> _Instructions for the task_: In the records below, find the line containing "Parse this screenshot: output", then print it and every following line exactly, through the last, without pictures.

> _Provided information_:
=-=-=-=-=

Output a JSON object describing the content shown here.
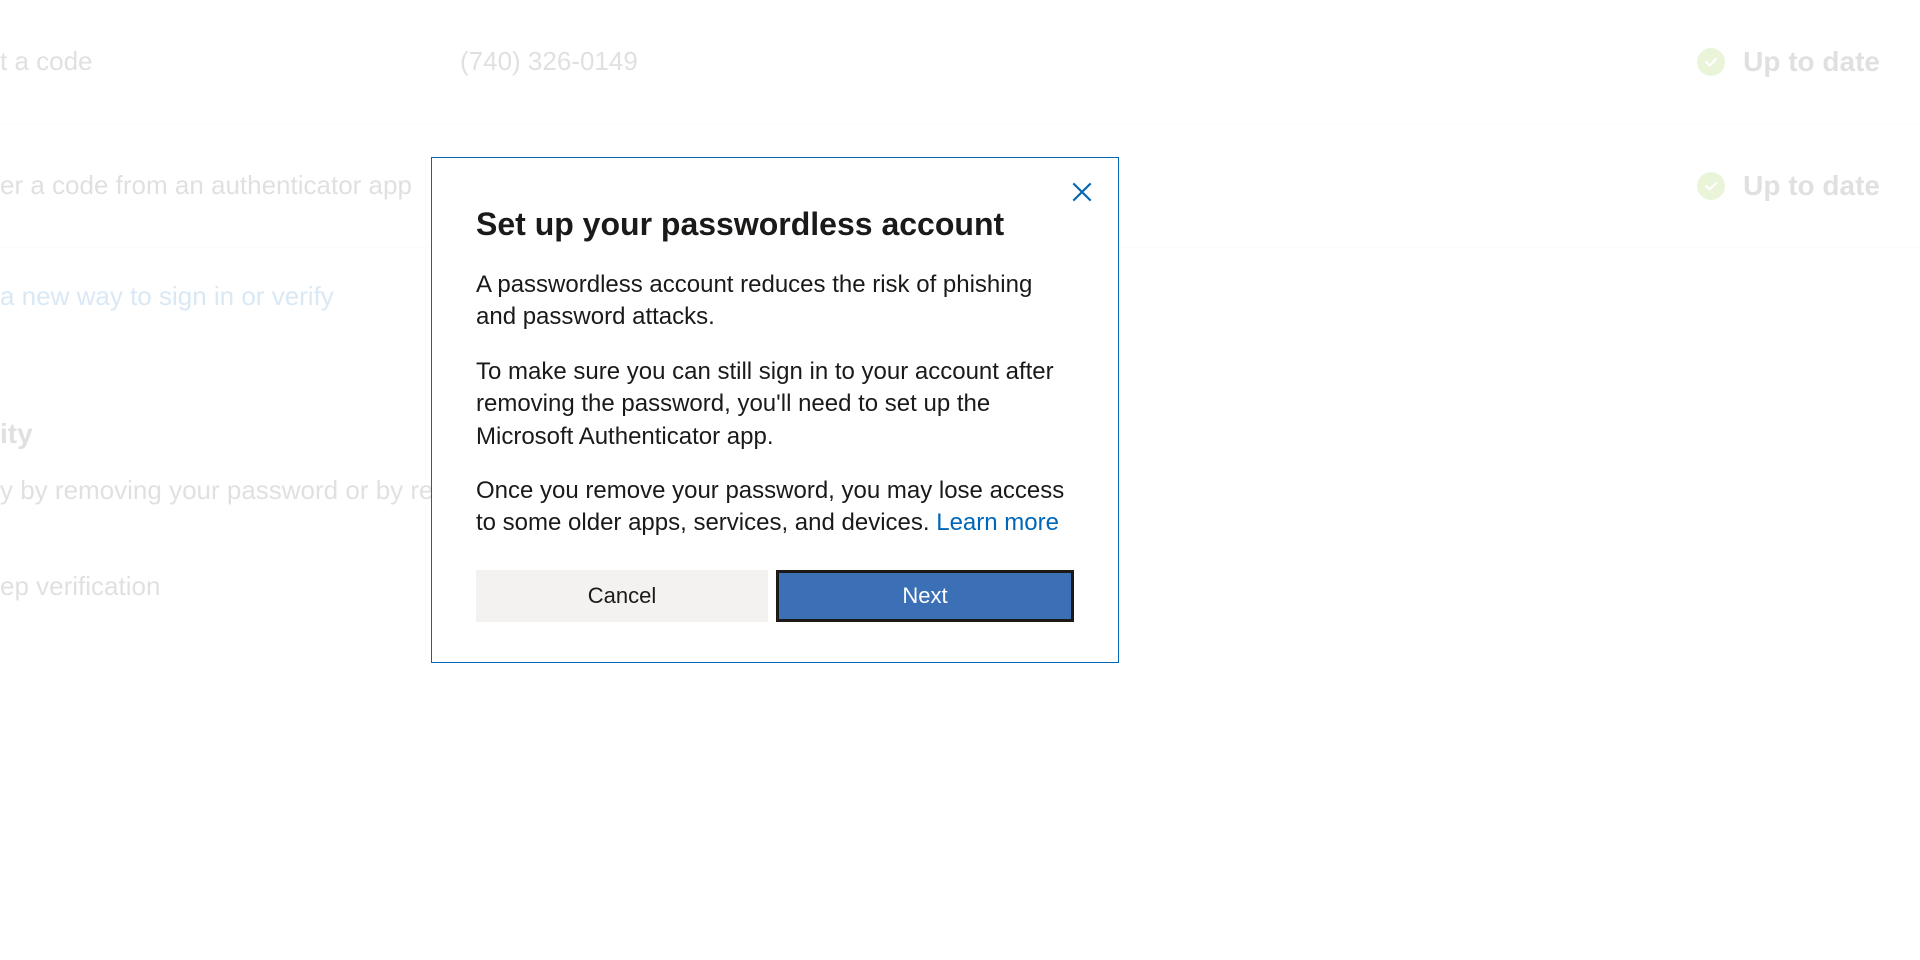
{
  "background": {
    "rows": [
      {
        "label": "t a code",
        "value": "(740) 326-0149",
        "status": "Up to date"
      },
      {
        "label": "er a code from an authenticator app",
        "value": "",
        "status": "Up to date"
      }
    ],
    "add_link": "a new way to sign in or verify",
    "section_title": "ity",
    "section_desc": "y by removing your password or by requ                                                                                                                     ore if it is right for you.",
    "subitem": "ep verification"
  },
  "modal": {
    "title": "Set up your passwordless account",
    "p1": "A passwordless account reduces the risk of phishing and password attacks.",
    "p2": "To make sure you can still sign in to your account after removing the password, you'll need to set up the Microsoft Authenticator app.",
    "p3_a": "Once you remove your password, you may lose access to some older apps, services, and devices. ",
    "learn_more": "Learn more",
    "cancel": "Cancel",
    "next": "Next"
  }
}
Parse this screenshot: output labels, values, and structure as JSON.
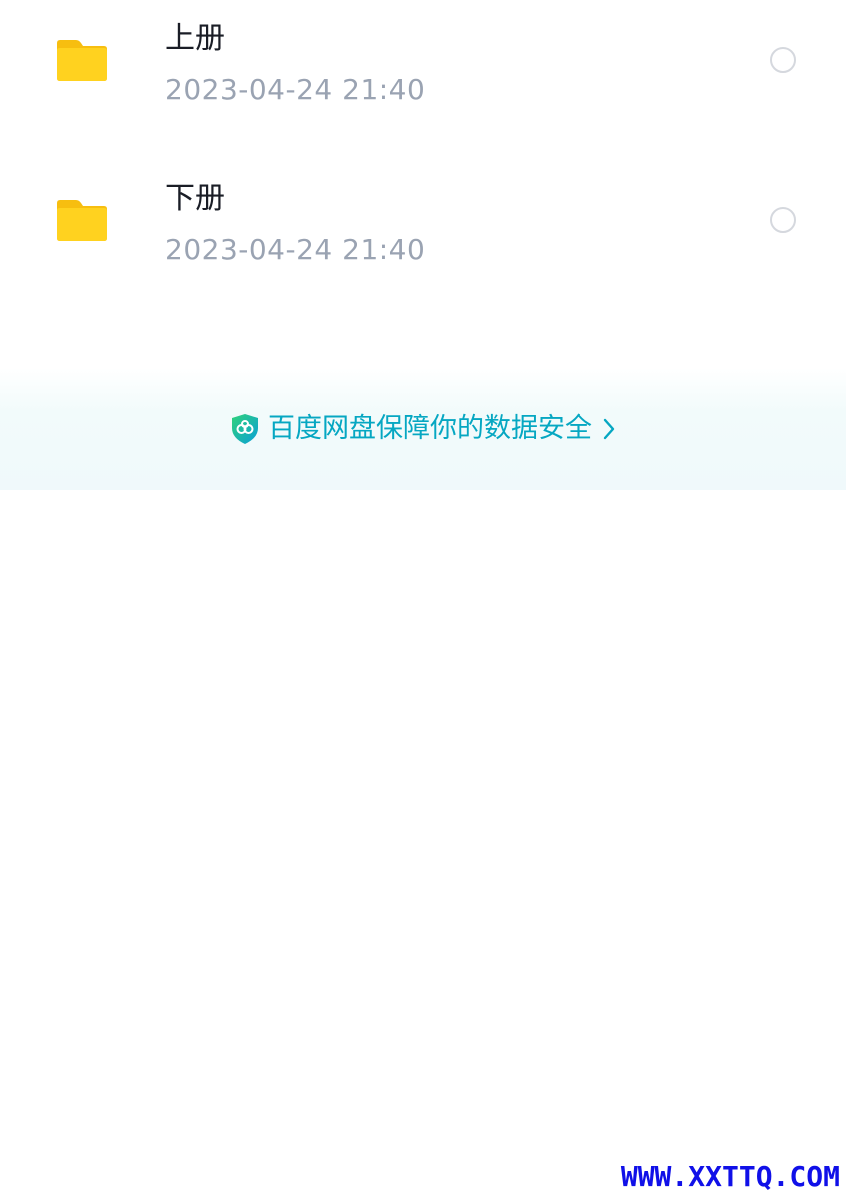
{
  "files": [
    {
      "name": "上册",
      "modified": "2023-04-24  21:40",
      "icon": "folder-icon"
    },
    {
      "name": "下册",
      "modified": "2023-04-24  21:40",
      "icon": "folder-icon"
    }
  ],
  "security_banner": {
    "text": "百度网盘保障你的数据安全",
    "icon": "shield-icon",
    "arrow_icon": "chevron-right-icon"
  },
  "watermark": {
    "text": "WWW.XXTTQ.COM"
  },
  "colors": {
    "folder": "#FFD21F",
    "folder_tab": "#F7BE10",
    "banner_text": "#06A7C2",
    "meta_text": "#9AA3B2",
    "title_text": "#1A1D26",
    "watermark": "#1010E8"
  }
}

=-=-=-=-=

> _Answer box_:
Parse this screenshot: output labels, values, and structure as JSON.
{
  "files": [
    {
      "name": "上册",
      "modified": "2023-04-24  21:40",
      "icon": "folder-icon"
    },
    {
      "name": "下册",
      "modified": "2023-04-24  21:40",
      "icon": "folder-icon"
    }
  ],
  "security_banner": {
    "text": "百度网盘保障你的数据安全",
    "icon": "shield-icon",
    "arrow_icon": "chevron-right-icon"
  },
  "watermark": {
    "text": "WWW.XXTTQ.COM"
  },
  "colors": {
    "folder": "#FFD21F",
    "folder_tab": "#F7BE10",
    "banner_text": "#06A7C2",
    "meta_text": "#9AA3B2",
    "title_text": "#1A1D26",
    "watermark": "#1010E8"
  }
}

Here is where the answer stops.